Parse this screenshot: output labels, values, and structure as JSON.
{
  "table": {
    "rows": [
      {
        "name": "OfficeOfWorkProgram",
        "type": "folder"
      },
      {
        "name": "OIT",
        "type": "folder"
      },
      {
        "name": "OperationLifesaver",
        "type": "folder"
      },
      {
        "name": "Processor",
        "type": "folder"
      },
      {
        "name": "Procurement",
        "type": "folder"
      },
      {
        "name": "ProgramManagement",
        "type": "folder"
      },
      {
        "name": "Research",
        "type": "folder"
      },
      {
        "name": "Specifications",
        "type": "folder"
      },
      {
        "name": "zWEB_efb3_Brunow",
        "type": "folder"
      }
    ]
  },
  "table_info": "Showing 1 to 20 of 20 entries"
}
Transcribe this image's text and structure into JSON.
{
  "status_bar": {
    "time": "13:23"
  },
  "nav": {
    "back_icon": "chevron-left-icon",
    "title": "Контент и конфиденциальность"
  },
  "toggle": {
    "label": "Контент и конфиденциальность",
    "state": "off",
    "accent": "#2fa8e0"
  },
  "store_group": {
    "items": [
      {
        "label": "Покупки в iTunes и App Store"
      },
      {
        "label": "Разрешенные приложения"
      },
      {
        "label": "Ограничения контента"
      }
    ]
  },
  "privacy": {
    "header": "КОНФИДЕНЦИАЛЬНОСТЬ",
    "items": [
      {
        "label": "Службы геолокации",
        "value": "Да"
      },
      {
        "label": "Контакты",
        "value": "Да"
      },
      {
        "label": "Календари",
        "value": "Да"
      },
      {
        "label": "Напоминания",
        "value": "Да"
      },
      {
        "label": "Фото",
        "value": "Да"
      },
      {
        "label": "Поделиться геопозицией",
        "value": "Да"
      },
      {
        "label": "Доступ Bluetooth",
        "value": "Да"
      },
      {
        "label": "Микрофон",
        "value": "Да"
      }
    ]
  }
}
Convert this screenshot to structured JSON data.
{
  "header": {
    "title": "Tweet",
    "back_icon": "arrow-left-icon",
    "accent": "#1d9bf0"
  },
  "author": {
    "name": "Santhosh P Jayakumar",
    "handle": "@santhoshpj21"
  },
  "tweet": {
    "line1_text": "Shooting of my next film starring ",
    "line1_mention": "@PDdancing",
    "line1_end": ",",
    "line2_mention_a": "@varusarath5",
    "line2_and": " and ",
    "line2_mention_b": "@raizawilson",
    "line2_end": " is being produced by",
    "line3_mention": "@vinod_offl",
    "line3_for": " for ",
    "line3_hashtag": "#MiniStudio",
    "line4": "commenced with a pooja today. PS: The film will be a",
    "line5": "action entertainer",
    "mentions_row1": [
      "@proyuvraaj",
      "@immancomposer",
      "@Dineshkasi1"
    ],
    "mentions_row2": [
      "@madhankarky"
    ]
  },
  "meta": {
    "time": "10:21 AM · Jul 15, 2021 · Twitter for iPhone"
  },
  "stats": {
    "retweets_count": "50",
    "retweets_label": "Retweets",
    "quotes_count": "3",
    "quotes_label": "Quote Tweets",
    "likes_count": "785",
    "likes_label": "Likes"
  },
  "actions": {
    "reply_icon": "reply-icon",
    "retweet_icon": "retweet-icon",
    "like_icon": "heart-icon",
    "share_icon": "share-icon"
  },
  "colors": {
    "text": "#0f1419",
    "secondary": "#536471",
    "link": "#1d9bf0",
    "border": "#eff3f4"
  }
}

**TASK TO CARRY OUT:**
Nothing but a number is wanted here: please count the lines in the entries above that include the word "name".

**ANSWER BOX:**
10